About this exercise: Produce a verbatim copy of the data below that contains no pictures.

Collected data entries:
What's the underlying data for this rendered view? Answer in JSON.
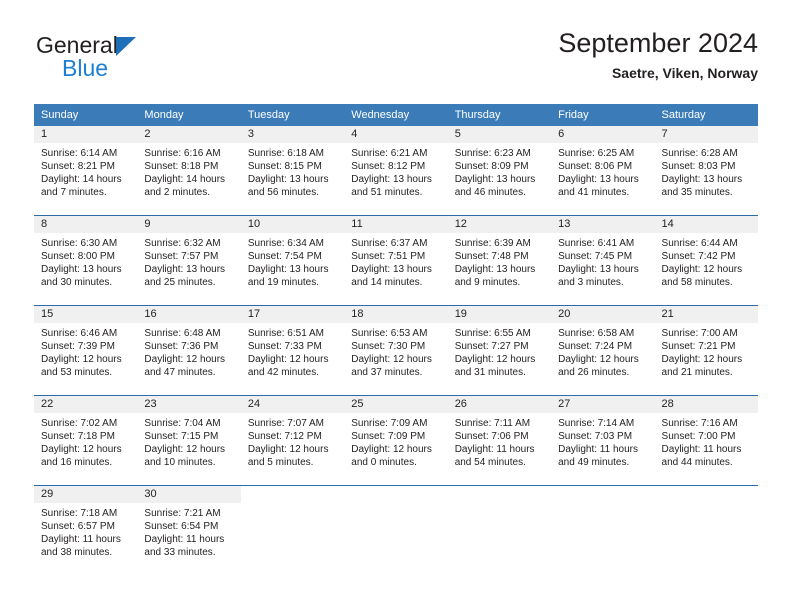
{
  "brand": {
    "name_part1": "General",
    "name_part2": "Blue",
    "logo_icon": "blue-triangle-logo"
  },
  "header": {
    "title": "September 2024",
    "subtitle": "Saetre, Viken, Norway"
  },
  "colors": {
    "header_blue": "#3b7cb8",
    "divider_blue": "#2a6ba8",
    "daynum_band": "#f0f0f0",
    "brand_blue": "#1b7fd4",
    "logo_blue": "#1e6eb8",
    "text": "#231f20"
  },
  "weekdays": [
    "Sunday",
    "Monday",
    "Tuesday",
    "Wednesday",
    "Thursday",
    "Friday",
    "Saturday"
  ],
  "weeks": [
    [
      {
        "day": "1",
        "sunrise": "Sunrise: 6:14 AM",
        "sunset": "Sunset: 8:21 PM",
        "daylight1": "Daylight: 14 hours",
        "daylight2": "and 7 minutes."
      },
      {
        "day": "2",
        "sunrise": "Sunrise: 6:16 AM",
        "sunset": "Sunset: 8:18 PM",
        "daylight1": "Daylight: 14 hours",
        "daylight2": "and 2 minutes."
      },
      {
        "day": "3",
        "sunrise": "Sunrise: 6:18 AM",
        "sunset": "Sunset: 8:15 PM",
        "daylight1": "Daylight: 13 hours",
        "daylight2": "and 56 minutes."
      },
      {
        "day": "4",
        "sunrise": "Sunrise: 6:21 AM",
        "sunset": "Sunset: 8:12 PM",
        "daylight1": "Daylight: 13 hours",
        "daylight2": "and 51 minutes."
      },
      {
        "day": "5",
        "sunrise": "Sunrise: 6:23 AM",
        "sunset": "Sunset: 8:09 PM",
        "daylight1": "Daylight: 13 hours",
        "daylight2": "and 46 minutes."
      },
      {
        "day": "6",
        "sunrise": "Sunrise: 6:25 AM",
        "sunset": "Sunset: 8:06 PM",
        "daylight1": "Daylight: 13 hours",
        "daylight2": "and 41 minutes."
      },
      {
        "day": "7",
        "sunrise": "Sunrise: 6:28 AM",
        "sunset": "Sunset: 8:03 PM",
        "daylight1": "Daylight: 13 hours",
        "daylight2": "and 35 minutes."
      }
    ],
    [
      {
        "day": "8",
        "sunrise": "Sunrise: 6:30 AM",
        "sunset": "Sunset: 8:00 PM",
        "daylight1": "Daylight: 13 hours",
        "daylight2": "and 30 minutes."
      },
      {
        "day": "9",
        "sunrise": "Sunrise: 6:32 AM",
        "sunset": "Sunset: 7:57 PM",
        "daylight1": "Daylight: 13 hours",
        "daylight2": "and 25 minutes."
      },
      {
        "day": "10",
        "sunrise": "Sunrise: 6:34 AM",
        "sunset": "Sunset: 7:54 PM",
        "daylight1": "Daylight: 13 hours",
        "daylight2": "and 19 minutes."
      },
      {
        "day": "11",
        "sunrise": "Sunrise: 6:37 AM",
        "sunset": "Sunset: 7:51 PM",
        "daylight1": "Daylight: 13 hours",
        "daylight2": "and 14 minutes."
      },
      {
        "day": "12",
        "sunrise": "Sunrise: 6:39 AM",
        "sunset": "Sunset: 7:48 PM",
        "daylight1": "Daylight: 13 hours",
        "daylight2": "and 9 minutes."
      },
      {
        "day": "13",
        "sunrise": "Sunrise: 6:41 AM",
        "sunset": "Sunset: 7:45 PM",
        "daylight1": "Daylight: 13 hours",
        "daylight2": "and 3 minutes."
      },
      {
        "day": "14",
        "sunrise": "Sunrise: 6:44 AM",
        "sunset": "Sunset: 7:42 PM",
        "daylight1": "Daylight: 12 hours",
        "daylight2": "and 58 minutes."
      }
    ],
    [
      {
        "day": "15",
        "sunrise": "Sunrise: 6:46 AM",
        "sunset": "Sunset: 7:39 PM",
        "daylight1": "Daylight: 12 hours",
        "daylight2": "and 53 minutes."
      },
      {
        "day": "16",
        "sunrise": "Sunrise: 6:48 AM",
        "sunset": "Sunset: 7:36 PM",
        "daylight1": "Daylight: 12 hours",
        "daylight2": "and 47 minutes."
      },
      {
        "day": "17",
        "sunrise": "Sunrise: 6:51 AM",
        "sunset": "Sunset: 7:33 PM",
        "daylight1": "Daylight: 12 hours",
        "daylight2": "and 42 minutes."
      },
      {
        "day": "18",
        "sunrise": "Sunrise: 6:53 AM",
        "sunset": "Sunset: 7:30 PM",
        "daylight1": "Daylight: 12 hours",
        "daylight2": "and 37 minutes."
      },
      {
        "day": "19",
        "sunrise": "Sunrise: 6:55 AM",
        "sunset": "Sunset: 7:27 PM",
        "daylight1": "Daylight: 12 hours",
        "daylight2": "and 31 minutes."
      },
      {
        "day": "20",
        "sunrise": "Sunrise: 6:58 AM",
        "sunset": "Sunset: 7:24 PM",
        "daylight1": "Daylight: 12 hours",
        "daylight2": "and 26 minutes."
      },
      {
        "day": "21",
        "sunrise": "Sunrise: 7:00 AM",
        "sunset": "Sunset: 7:21 PM",
        "daylight1": "Daylight: 12 hours",
        "daylight2": "and 21 minutes."
      }
    ],
    [
      {
        "day": "22",
        "sunrise": "Sunrise: 7:02 AM",
        "sunset": "Sunset: 7:18 PM",
        "daylight1": "Daylight: 12 hours",
        "daylight2": "and 16 minutes."
      },
      {
        "day": "23",
        "sunrise": "Sunrise: 7:04 AM",
        "sunset": "Sunset: 7:15 PM",
        "daylight1": "Daylight: 12 hours",
        "daylight2": "and 10 minutes."
      },
      {
        "day": "24",
        "sunrise": "Sunrise: 7:07 AM",
        "sunset": "Sunset: 7:12 PM",
        "daylight1": "Daylight: 12 hours",
        "daylight2": "and 5 minutes."
      },
      {
        "day": "25",
        "sunrise": "Sunrise: 7:09 AM",
        "sunset": "Sunset: 7:09 PM",
        "daylight1": "Daylight: 12 hours",
        "daylight2": "and 0 minutes."
      },
      {
        "day": "26",
        "sunrise": "Sunrise: 7:11 AM",
        "sunset": "Sunset: 7:06 PM",
        "daylight1": "Daylight: 11 hours",
        "daylight2": "and 54 minutes."
      },
      {
        "day": "27",
        "sunrise": "Sunrise: 7:14 AM",
        "sunset": "Sunset: 7:03 PM",
        "daylight1": "Daylight: 11 hours",
        "daylight2": "and 49 minutes."
      },
      {
        "day": "28",
        "sunrise": "Sunrise: 7:16 AM",
        "sunset": "Sunset: 7:00 PM",
        "daylight1": "Daylight: 11 hours",
        "daylight2": "and 44 minutes."
      }
    ],
    [
      {
        "day": "29",
        "sunrise": "Sunrise: 7:18 AM",
        "sunset": "Sunset: 6:57 PM",
        "daylight1": "Daylight: 11 hours",
        "daylight2": "and 38 minutes."
      },
      {
        "day": "30",
        "sunrise": "Sunrise: 7:21 AM",
        "sunset": "Sunset: 6:54 PM",
        "daylight1": "Daylight: 11 hours",
        "daylight2": "and 33 minutes."
      },
      {
        "day": "",
        "sunrise": "",
        "sunset": "",
        "daylight1": "",
        "daylight2": ""
      },
      {
        "day": "",
        "sunrise": "",
        "sunset": "",
        "daylight1": "",
        "daylight2": ""
      },
      {
        "day": "",
        "sunrise": "",
        "sunset": "",
        "daylight1": "",
        "daylight2": ""
      },
      {
        "day": "",
        "sunrise": "",
        "sunset": "",
        "daylight1": "",
        "daylight2": ""
      },
      {
        "day": "",
        "sunrise": "",
        "sunset": "",
        "daylight1": "",
        "daylight2": ""
      }
    ]
  ]
}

Answer box:
What's the underlying data for this rendered view? Answer in JSON.
{
  "brand": {
    "name_part1": "General",
    "name_part2": "Blue",
    "logo_icon": "blue-triangle-logo"
  },
  "header": {
    "title": "September 2024",
    "subtitle": "Saetre, Viken, Norway"
  },
  "colors": {
    "header_blue": "#3b7cb8",
    "divider_blue": "#2a6ba8",
    "daynum_band": "#f0f0f0",
    "brand_blue": "#1b7fd4",
    "logo_blue": "#1e6eb8",
    "text": "#231f20"
  },
  "weekdays": [
    "Sunday",
    "Monday",
    "Tuesday",
    "Wednesday",
    "Thursday",
    "Friday",
    "Saturday"
  ],
  "weeks": [
    [
      {
        "day": "1",
        "sunrise": "Sunrise: 6:14 AM",
        "sunset": "Sunset: 8:21 PM",
        "daylight1": "Daylight: 14 hours",
        "daylight2": "and 7 minutes."
      },
      {
        "day": "2",
        "sunrise": "Sunrise: 6:16 AM",
        "sunset": "Sunset: 8:18 PM",
        "daylight1": "Daylight: 14 hours",
        "daylight2": "and 2 minutes."
      },
      {
        "day": "3",
        "sunrise": "Sunrise: 6:18 AM",
        "sunset": "Sunset: 8:15 PM",
        "daylight1": "Daylight: 13 hours",
        "daylight2": "and 56 minutes."
      },
      {
        "day": "4",
        "sunrise": "Sunrise: 6:21 AM",
        "sunset": "Sunset: 8:12 PM",
        "daylight1": "Daylight: 13 hours",
        "daylight2": "and 51 minutes."
      },
      {
        "day": "5",
        "sunrise": "Sunrise: 6:23 AM",
        "sunset": "Sunset: 8:09 PM",
        "daylight1": "Daylight: 13 hours",
        "daylight2": "and 46 minutes."
      },
      {
        "day": "6",
        "sunrise": "Sunrise: 6:25 AM",
        "sunset": "Sunset: 8:06 PM",
        "daylight1": "Daylight: 13 hours",
        "daylight2": "and 41 minutes."
      },
      {
        "day": "7",
        "sunrise": "Sunrise: 6:28 AM",
        "sunset": "Sunset: 8:03 PM",
        "daylight1": "Daylight: 13 hours",
        "daylight2": "and 35 minutes."
      }
    ],
    [
      {
        "day": "8",
        "sunrise": "Sunrise: 6:30 AM",
        "sunset": "Sunset: 8:00 PM",
        "daylight1": "Daylight: 13 hours",
        "daylight2": "and 30 minutes."
      },
      {
        "day": "9",
        "sunrise": "Sunrise: 6:32 AM",
        "sunset": "Sunset: 7:57 PM",
        "daylight1": "Daylight: 13 hours",
        "daylight2": "and 25 minutes."
      },
      {
        "day": "10",
        "sunrise": "Sunrise: 6:34 AM",
        "sunset": "Sunset: 7:54 PM",
        "daylight1": "Daylight: 13 hours",
        "daylight2": "and 19 minutes."
      },
      {
        "day": "11",
        "sunrise": "Sunrise: 6:37 AM",
        "sunset": "Sunset: 7:51 PM",
        "daylight1": "Daylight: 13 hours",
        "daylight2": "and 14 minutes."
      },
      {
        "day": "12",
        "sunrise": "Sunrise: 6:39 AM",
        "sunset": "Sunset: 7:48 PM",
        "daylight1": "Daylight: 13 hours",
        "daylight2": "and 9 minutes."
      },
      {
        "day": "13",
        "sunrise": "Sunrise: 6:41 AM",
        "sunset": "Sunset: 7:45 PM",
        "daylight1": "Daylight: 13 hours",
        "daylight2": "and 3 minutes."
      },
      {
        "day": "14",
        "sunrise": "Sunrise: 6:44 AM",
        "sunset": "Sunset: 7:42 PM",
        "daylight1": "Daylight: 12 hours",
        "daylight2": "and 58 minutes."
      }
    ],
    [
      {
        "day": "15",
        "sunrise": "Sunrise: 6:46 AM",
        "sunset": "Sunset: 7:39 PM",
        "daylight1": "Daylight: 12 hours",
        "daylight2": "and 53 minutes."
      },
      {
        "day": "16",
        "sunrise": "Sunrise: 6:48 AM",
        "sunset": "Sunset: 7:36 PM",
        "daylight1": "Daylight: 12 hours",
        "daylight2": "and 47 minutes."
      },
      {
        "day": "17",
        "sunrise": "Sunrise: 6:51 AM",
        "sunset": "Sunset: 7:33 PM",
        "daylight1": "Daylight: 12 hours",
        "daylight2": "and 42 minutes."
      },
      {
        "day": "18",
        "sunrise": "Sunrise: 6:53 AM",
        "sunset": "Sunset: 7:30 PM",
        "daylight1": "Daylight: 12 hours",
        "daylight2": "and 37 minutes."
      },
      {
        "day": "19",
        "sunrise": "Sunrise: 6:55 AM",
        "sunset": "Sunset: 7:27 PM",
        "daylight1": "Daylight: 12 hours",
        "daylight2": "and 31 minutes."
      },
      {
        "day": "20",
        "sunrise": "Sunrise: 6:58 AM",
        "sunset": "Sunset: 7:24 PM",
        "daylight1": "Daylight: 12 hours",
        "daylight2": "and 26 minutes."
      },
      {
        "day": "21",
        "sunrise": "Sunrise: 7:00 AM",
        "sunset": "Sunset: 7:21 PM",
        "daylight1": "Daylight: 12 hours",
        "daylight2": "and 21 minutes."
      }
    ],
    [
      {
        "day": "22",
        "sunrise": "Sunrise: 7:02 AM",
        "sunset": "Sunset: 7:18 PM",
        "daylight1": "Daylight: 12 hours",
        "daylight2": "and 16 minutes."
      },
      {
        "day": "23",
        "sunrise": "Sunrise: 7:04 AM",
        "sunset": "Sunset: 7:15 PM",
        "daylight1": "Daylight: 12 hours",
        "daylight2": "and 10 minutes."
      },
      {
        "day": "24",
        "sunrise": "Sunrise: 7:07 AM",
        "sunset": "Sunset: 7:12 PM",
        "daylight1": "Daylight: 12 hours",
        "daylight2": "and 5 minutes."
      },
      {
        "day": "25",
        "sunrise": "Sunrise: 7:09 AM",
        "sunset": "Sunset: 7:09 PM",
        "daylight1": "Daylight: 12 hours",
        "daylight2": "and 0 minutes."
      },
      {
        "day": "26",
        "sunrise": "Sunrise: 7:11 AM",
        "sunset": "Sunset: 7:06 PM",
        "daylight1": "Daylight: 11 hours",
        "daylight2": "and 54 minutes."
      },
      {
        "day": "27",
        "sunrise": "Sunrise: 7:14 AM",
        "sunset": "Sunset: 7:03 PM",
        "daylight1": "Daylight: 11 hours",
        "daylight2": "and 49 minutes."
      },
      {
        "day": "28",
        "sunrise": "Sunrise: 7:16 AM",
        "sunset": "Sunset: 7:00 PM",
        "daylight1": "Daylight: 11 hours",
        "daylight2": "and 44 minutes."
      }
    ],
    [
      {
        "day": "29",
        "sunrise": "Sunrise: 7:18 AM",
        "sunset": "Sunset: 6:57 PM",
        "daylight1": "Daylight: 11 hours",
        "daylight2": "and 38 minutes."
      },
      {
        "day": "30",
        "sunrise": "Sunrise: 7:21 AM",
        "sunset": "Sunset: 6:54 PM",
        "daylight1": "Daylight: 11 hours",
        "daylight2": "and 33 minutes."
      },
      {
        "day": "",
        "sunrise": "",
        "sunset": "",
        "daylight1": "",
        "daylight2": ""
      },
      {
        "day": "",
        "sunrise": "",
        "sunset": "",
        "daylight1": "",
        "daylight2": ""
      },
      {
        "day": "",
        "sunrise": "",
        "sunset": "",
        "daylight1": "",
        "daylight2": ""
      },
      {
        "day": "",
        "sunrise": "",
        "sunset": "",
        "daylight1": "",
        "daylight2": ""
      },
      {
        "day": "",
        "sunrise": "",
        "sunset": "",
        "daylight1": "",
        "daylight2": ""
      }
    ]
  ]
}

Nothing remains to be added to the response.